On September 9, 2008, the United States District Court in Manhattan ordered the New York Police Department (NYPD) to provide all of its UF-250, or “stop-and-frisk,” data from 1998 through the first half of 2008 to the Center for Constitutional Rights (CCR). Judge Shira Scheindlin ruled that the NYPD failed to prove that the law enforcement privilege protects the NYPD from having its questionable stop-and-frisk practices exposed to public scrutiny and further, that all of the data, other than personal identifying information of police officers and persons stopped, could be made available to the public.

The order was the result of a discovery request, served on the City of New York in April 2008, seeking production of the data as part of an ongoing civil rights lawsuit filed on January 31, 2008. CCR filed the lawsuit on behalf of plaintiffs who allege they were illegally stopped and frisked on one or more occasions by NYPD officers without reasonable suspicion and because of their race. The lawsuit, Floyd, et al. v. City of New York, et al.,filed, alleges that the NYPD engages in racial profiling and suspicionless stop-and-frisks of law-abiding New York City residents. The named plaintiffs in the litigation - David Floyd, Lalit Clarkson, David Ourlicht and Deon Dennis - represent hundreds of thousands of New Yorkers who over the past several years have been stopped on the way to work, in front of their homes or just walking down the street without any cause, primarily because of their race or ethnicity.

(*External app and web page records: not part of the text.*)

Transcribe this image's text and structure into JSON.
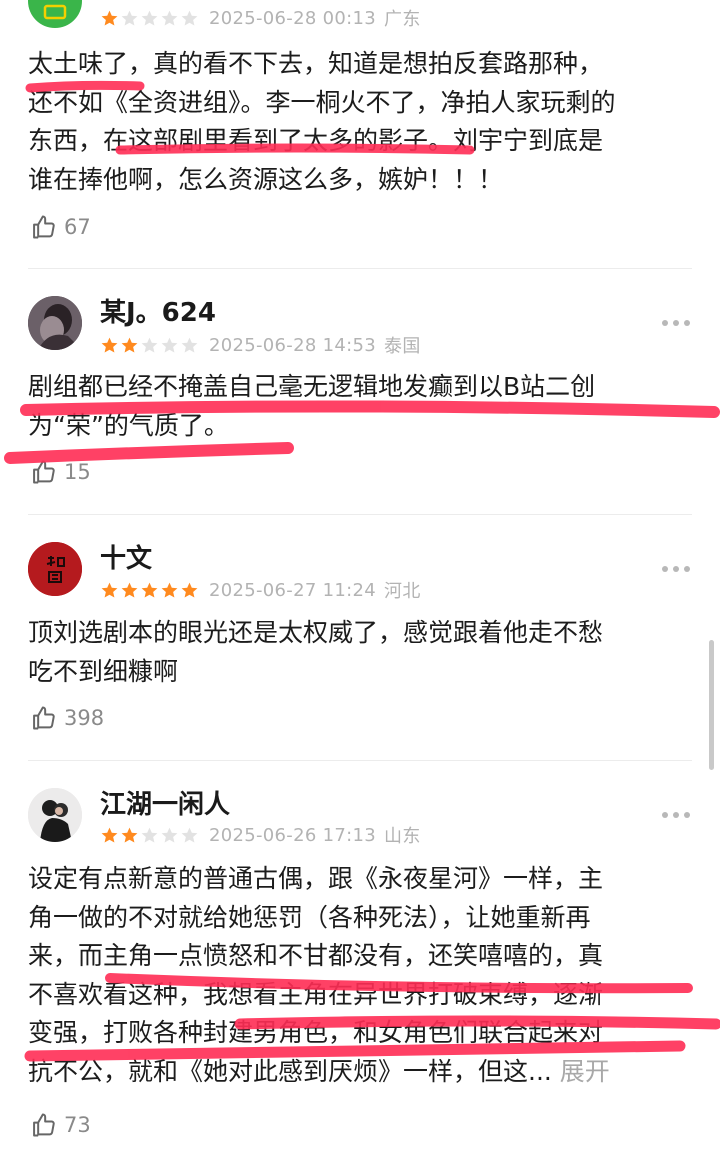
{
  "colors": {
    "star_filled": "#ff8a1f",
    "star_empty": "#e2e2e2",
    "highlight_stroke": "#ff2d55"
  },
  "reviews": [
    {
      "name": "",
      "rating": 1,
      "date": "2025-06-28 00:13",
      "location": "广东",
      "lines": [
        "太土味了，真的看不下去，知道是想拍反套路那种，",
        "还不如《全资进组》。李一桐火不了，净拍人家玩剩的",
        "东西，在这部剧里看到了太多的影子。刘宇宁到底是",
        "谁在捧他啊，怎么资源这么多，嫉妒！！！"
      ],
      "likes": "67"
    },
    {
      "name": "某J。624",
      "rating": 2,
      "date": "2025-06-28 14:53",
      "location": "泰国",
      "lines": [
        "剧组都已经不掩盖自己毫无逻辑地发癫到以B站二创",
        "为“荣”的气质了。"
      ],
      "likes": "15"
    },
    {
      "name": "十文",
      "rating": 5,
      "date": "2025-06-27 11:24",
      "location": "河北",
      "lines": [
        "顶刘选剧本的眼光还是太权威了，感觉跟着他走不愁",
        "吃不到细糠啊"
      ],
      "likes": "398"
    },
    {
      "name": "江湖一闲人",
      "rating": 2,
      "date": "2025-06-26 17:13",
      "location": "山东",
      "lines": [
        "设定有点新意的普通古偶，跟《永夜星河》一样，主",
        "角一做的不对就给她惩罚（各种死法），让她重新再",
        "来，而主角一点愤怒和不甘都没有，还笑嘻嘻的，真",
        "不喜欢看这种，我想看主角在异世界打破束缚，逐渐",
        "变强，打败各种封建男角色，和女角色们联合起来对",
        "抗不公，就和《她对此感到厌烦》一样，但这..."
      ],
      "expand_label": "展开",
      "likes": "73"
    }
  ],
  "icons": {
    "like": "thumbs-up-icon",
    "more": "more-dots-icon",
    "star": "star-icon"
  }
}
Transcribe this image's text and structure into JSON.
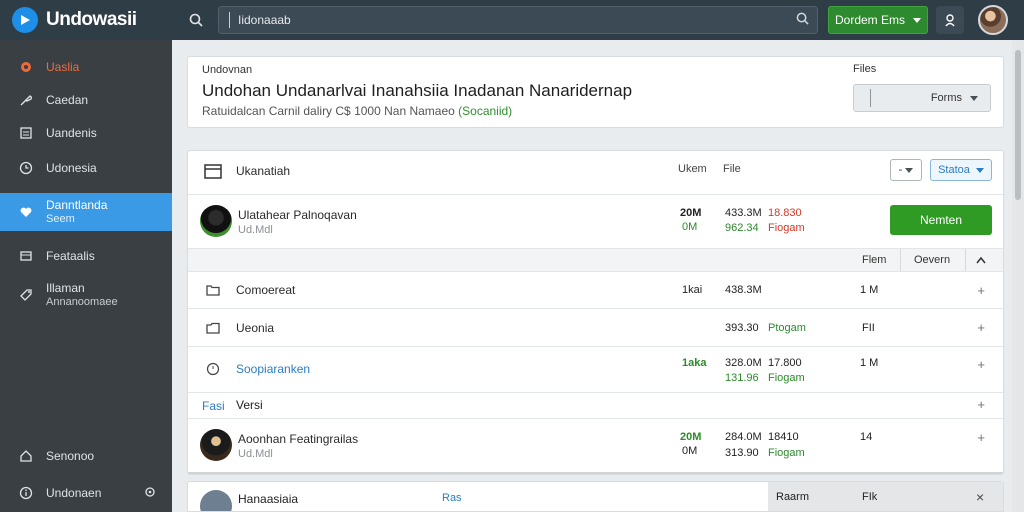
{
  "app": {
    "name": "Undowasii",
    "search_value": "Iidonaaab",
    "top_button": "Dordem Ems"
  },
  "sidebar": {
    "items": [
      {
        "label": "Uaslia",
        "icon": "record-icon"
      },
      {
        "label": "Caedan",
        "icon": "brush-icon"
      },
      {
        "label": "Uandenis",
        "icon": "document-icon"
      },
      {
        "label": "Udonesia",
        "icon": "clock-icon"
      },
      {
        "label": "Danntlanda",
        "sub": "Seem",
        "icon": "heart-icon"
      },
      {
        "label": "Feataalis",
        "icon": "screen-icon"
      },
      {
        "label": "Illaman",
        "sub": "Annanoomaee",
        "icon": "tag-icon"
      },
      {
        "label": "Senonoo",
        "icon": "home-icon"
      },
      {
        "label": "Undonaen",
        "icon": "info-icon"
      }
    ]
  },
  "summary": {
    "eyebrow": "Undovnan",
    "title": "Undohan Undanarlvai Inanahsiia Inadanan Nanaridernap",
    "subtitle_prefix": "Ratuidalcan Carnil daliry C$ 1000 Nan Namaeo",
    "subtitle_link": "(Socaniid)",
    "files_label": "Files",
    "files_select": "Forms"
  },
  "panel": {
    "header": {
      "title": "Ukanatiah",
      "col1": "Ukem",
      "col2": "File",
      "small_btn": "-",
      "status_btn": "Statoa"
    },
    "featured": {
      "name": "Ulatahear Palnoqavan",
      "meta": "Ud.Mdl",
      "v1": "20M",
      "v1b": "0M",
      "v2": "433.3M",
      "v2b": "962.34",
      "v3": "18.830",
      "v3b": "Fiogam",
      "action": "Nemten"
    },
    "subheader": {
      "c1": "Flem",
      "c2": "Oevern"
    },
    "rows": [
      {
        "label": "Comoereat",
        "a": "1kai",
        "b": "438.3M",
        "c": "",
        "d": "1 M",
        "icon": "folder-icon"
      },
      {
        "label": "Ueonia",
        "a": "",
        "b": "393.30",
        "c": "Ptogam",
        "d": "FII",
        "icon": "folder-icon"
      },
      {
        "label": "Soopiaranken",
        "a": "1aka",
        "b": "328.0M",
        "b2": "131.96",
        "c": "17.800",
        "c2": "Fiogam",
        "d": "1 M",
        "icon": "clock-icon"
      }
    ],
    "section": {
      "tag": "Fasi",
      "label": "Versi"
    },
    "featured2": {
      "name": "Aoonhan Featingrailas",
      "meta": "Ud.Mdl",
      "v1": "20M",
      "v1b": "0M",
      "v2": "284.0M",
      "v2b": "313.90",
      "v3": "18410",
      "v3b": "Fiogam",
      "d": "14"
    }
  },
  "bottom": {
    "name": "Hanaasiaia",
    "tag": "Ras",
    "c1": "Raarm",
    "c2": "FIk"
  },
  "colors": {
    "accent": "#3b9ae6",
    "green": "#2f9a24",
    "red": "#d13a2a",
    "topbar": "#2f3d47",
    "sidebar": "#3a3f44"
  }
}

The full report is attached here (below); graphs and analysis are also available here, on the CCR website.